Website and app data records
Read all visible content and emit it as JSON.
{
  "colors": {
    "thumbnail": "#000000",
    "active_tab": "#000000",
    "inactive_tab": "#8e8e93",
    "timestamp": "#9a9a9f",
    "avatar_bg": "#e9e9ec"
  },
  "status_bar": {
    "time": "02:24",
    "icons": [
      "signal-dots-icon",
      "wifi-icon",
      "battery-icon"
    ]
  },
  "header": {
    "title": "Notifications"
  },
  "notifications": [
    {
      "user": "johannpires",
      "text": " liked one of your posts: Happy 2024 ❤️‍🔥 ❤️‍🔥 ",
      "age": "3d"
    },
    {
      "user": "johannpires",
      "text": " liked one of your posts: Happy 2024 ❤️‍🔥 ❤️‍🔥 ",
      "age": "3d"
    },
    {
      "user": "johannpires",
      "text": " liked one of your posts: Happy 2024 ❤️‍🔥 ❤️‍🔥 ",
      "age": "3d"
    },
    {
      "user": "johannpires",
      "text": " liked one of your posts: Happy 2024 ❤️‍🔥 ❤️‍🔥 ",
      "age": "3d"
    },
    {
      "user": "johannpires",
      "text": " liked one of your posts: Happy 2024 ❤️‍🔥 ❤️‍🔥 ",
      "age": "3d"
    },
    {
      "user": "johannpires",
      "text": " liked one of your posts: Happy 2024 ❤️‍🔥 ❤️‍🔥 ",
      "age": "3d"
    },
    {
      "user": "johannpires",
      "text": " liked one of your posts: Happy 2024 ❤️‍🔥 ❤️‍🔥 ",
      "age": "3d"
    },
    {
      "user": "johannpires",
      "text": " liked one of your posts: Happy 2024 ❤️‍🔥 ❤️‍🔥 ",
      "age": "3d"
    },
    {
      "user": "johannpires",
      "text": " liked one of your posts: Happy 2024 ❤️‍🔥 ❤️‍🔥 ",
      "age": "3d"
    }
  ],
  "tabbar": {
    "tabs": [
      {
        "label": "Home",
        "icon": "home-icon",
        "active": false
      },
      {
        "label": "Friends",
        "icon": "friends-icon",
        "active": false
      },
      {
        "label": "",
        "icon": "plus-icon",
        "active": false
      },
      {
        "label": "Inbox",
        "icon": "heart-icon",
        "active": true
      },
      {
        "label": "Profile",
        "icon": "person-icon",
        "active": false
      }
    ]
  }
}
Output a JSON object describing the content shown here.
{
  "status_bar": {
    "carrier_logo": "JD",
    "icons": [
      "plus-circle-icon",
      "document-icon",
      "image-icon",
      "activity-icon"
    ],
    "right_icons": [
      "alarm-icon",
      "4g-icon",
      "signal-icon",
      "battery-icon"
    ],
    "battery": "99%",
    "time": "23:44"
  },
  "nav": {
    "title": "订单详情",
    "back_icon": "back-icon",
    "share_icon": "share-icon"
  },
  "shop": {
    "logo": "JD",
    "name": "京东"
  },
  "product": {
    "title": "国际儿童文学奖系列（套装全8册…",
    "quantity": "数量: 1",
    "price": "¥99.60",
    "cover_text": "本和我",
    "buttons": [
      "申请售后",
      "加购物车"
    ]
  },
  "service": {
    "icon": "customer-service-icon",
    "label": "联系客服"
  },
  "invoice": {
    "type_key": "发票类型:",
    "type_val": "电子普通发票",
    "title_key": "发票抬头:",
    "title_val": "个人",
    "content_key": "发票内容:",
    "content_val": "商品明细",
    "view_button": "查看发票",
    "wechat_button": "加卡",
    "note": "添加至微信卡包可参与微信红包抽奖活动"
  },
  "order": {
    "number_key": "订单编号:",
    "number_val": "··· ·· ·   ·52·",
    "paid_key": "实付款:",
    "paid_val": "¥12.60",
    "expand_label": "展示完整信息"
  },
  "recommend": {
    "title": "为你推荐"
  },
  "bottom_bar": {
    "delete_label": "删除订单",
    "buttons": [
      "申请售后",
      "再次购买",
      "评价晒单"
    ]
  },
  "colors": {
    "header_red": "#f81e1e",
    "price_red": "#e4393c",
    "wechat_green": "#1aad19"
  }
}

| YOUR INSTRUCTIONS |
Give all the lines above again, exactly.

| ANSWER TO THE PROBLEM |
Read all visible content and emit it as JSON.
{
  "colors": {
    "thumbnail": "#000000",
    "active_tab": "#000000",
    "inactive_tab": "#8e8e93",
    "timestamp": "#9a9a9f",
    "avatar_bg": "#e9e9ec"
  },
  "status_bar": {
    "time": "02:24",
    "icons": [
      "signal-dots-icon",
      "wifi-icon",
      "battery-icon"
    ]
  },
  "header": {
    "title": "Notifications"
  },
  "notifications": [
    {
      "user": "johannpires",
      "text": " liked one of your posts: Happy 2024 ❤️‍🔥 ❤️‍🔥 ",
      "age": "3d"
    },
    {
      "user": "johannpires",
      "text": " liked one of your posts: Happy 2024 ❤️‍🔥 ❤️‍🔥 ",
      "age": "3d"
    },
    {
      "user": "johannpires",
      "text": " liked one of your posts: Happy 2024 ❤️‍🔥 ❤️‍🔥 ",
      "age": "3d"
    },
    {
      "user": "johannpires",
      "text": " liked one of your posts: Happy 2024 ❤️‍🔥 ❤️‍🔥 ",
      "age": "3d"
    },
    {
      "user": "johannpires",
      "text": " liked one of your posts: Happy 2024 ❤️‍🔥 ❤️‍🔥 ",
      "age": "3d"
    },
    {
      "user": "johannpires",
      "text": " liked one of your posts: Happy 2024 ❤️‍🔥 ❤️‍🔥 ",
      "age": "3d"
    },
    {
      "user": "johannpires",
      "text": " liked one of your posts: Happy 2024 ❤️‍🔥 ❤️‍🔥 ",
      "age": "3d"
    },
    {
      "user": "johannpires",
      "text": " liked one of your posts: Happy 2024 ❤️‍🔥 ❤️‍🔥 ",
      "age": "3d"
    },
    {
      "user": "johannpires",
      "text": " liked one of your posts: Happy 2024 ❤️‍🔥 ❤️‍🔥 ",
      "age": "3d"
    }
  ],
  "tabbar": {
    "tabs": [
      {
        "label": "Home",
        "icon": "home-icon",
        "active": false
      },
      {
        "label": "Friends",
        "icon": "friends-icon",
        "active": false
      },
      {
        "label": "",
        "icon": "plus-icon",
        "active": false
      },
      {
        "label": "Inbox",
        "icon": "heart-icon",
        "active": true
      },
      {
        "label": "Profile",
        "icon": "person-icon",
        "active": false
      }
    ]
  }
}
Output a JSON object describing the content shown here.
{
  "status_bar": {
    "carrier_logo": "JD",
    "icons": [
      "plus-circle-icon",
      "document-icon",
      "image-icon",
      "activity-icon"
    ],
    "right_icons": [
      "alarm-icon",
      "4g-icon",
      "signal-icon",
      "battery-icon"
    ],
    "battery": "99%",
    "time": "23:44"
  },
  "nav": {
    "title": "订单详情",
    "back_icon": "back-icon",
    "share_icon": "share-icon"
  },
  "shop": {
    "logo": "JD",
    "name": "京东"
  },
  "product": {
    "title": "国际儿童文学奖系列（套装全8册…",
    "quantity": "数量: 1",
    "price": "¥99.60",
    "cover_text": "本和我",
    "buttons": [
      "申请售后",
      "加购物车"
    ]
  },
  "service": {
    "icon": "customer-service-icon",
    "label": "联系客服"
  },
  "invoice": {
    "type_key": "发票类型:",
    "type_val": "电子普通发票",
    "title_key": "发票抬头:",
    "title_val": "个人",
    "content_key": "发票内容:",
    "content_val": "商品明细",
    "view_button": "查看发票",
    "wechat_button": "加卡",
    "note": "添加至微信卡包可参与微信红包抽奖活动"
  },
  "order": {
    "number_key": "订单编号:",
    "number_val": "··· ·· ·   ·52·",
    "paid_key": "实付款:",
    "paid_val": "¥12.60",
    "expand_label": "展示完整信息"
  },
  "recommend": {
    "title": "为你推荐"
  },
  "bottom_bar": {
    "delete_label": "删除订单",
    "buttons": [
      "申请售后",
      "再次购买",
      "评价晒单"
    ]
  },
  "colors": {
    "header_red": "#f81e1e",
    "price_red": "#e4393c",
    "wechat_green": "#1aad19"
  }
}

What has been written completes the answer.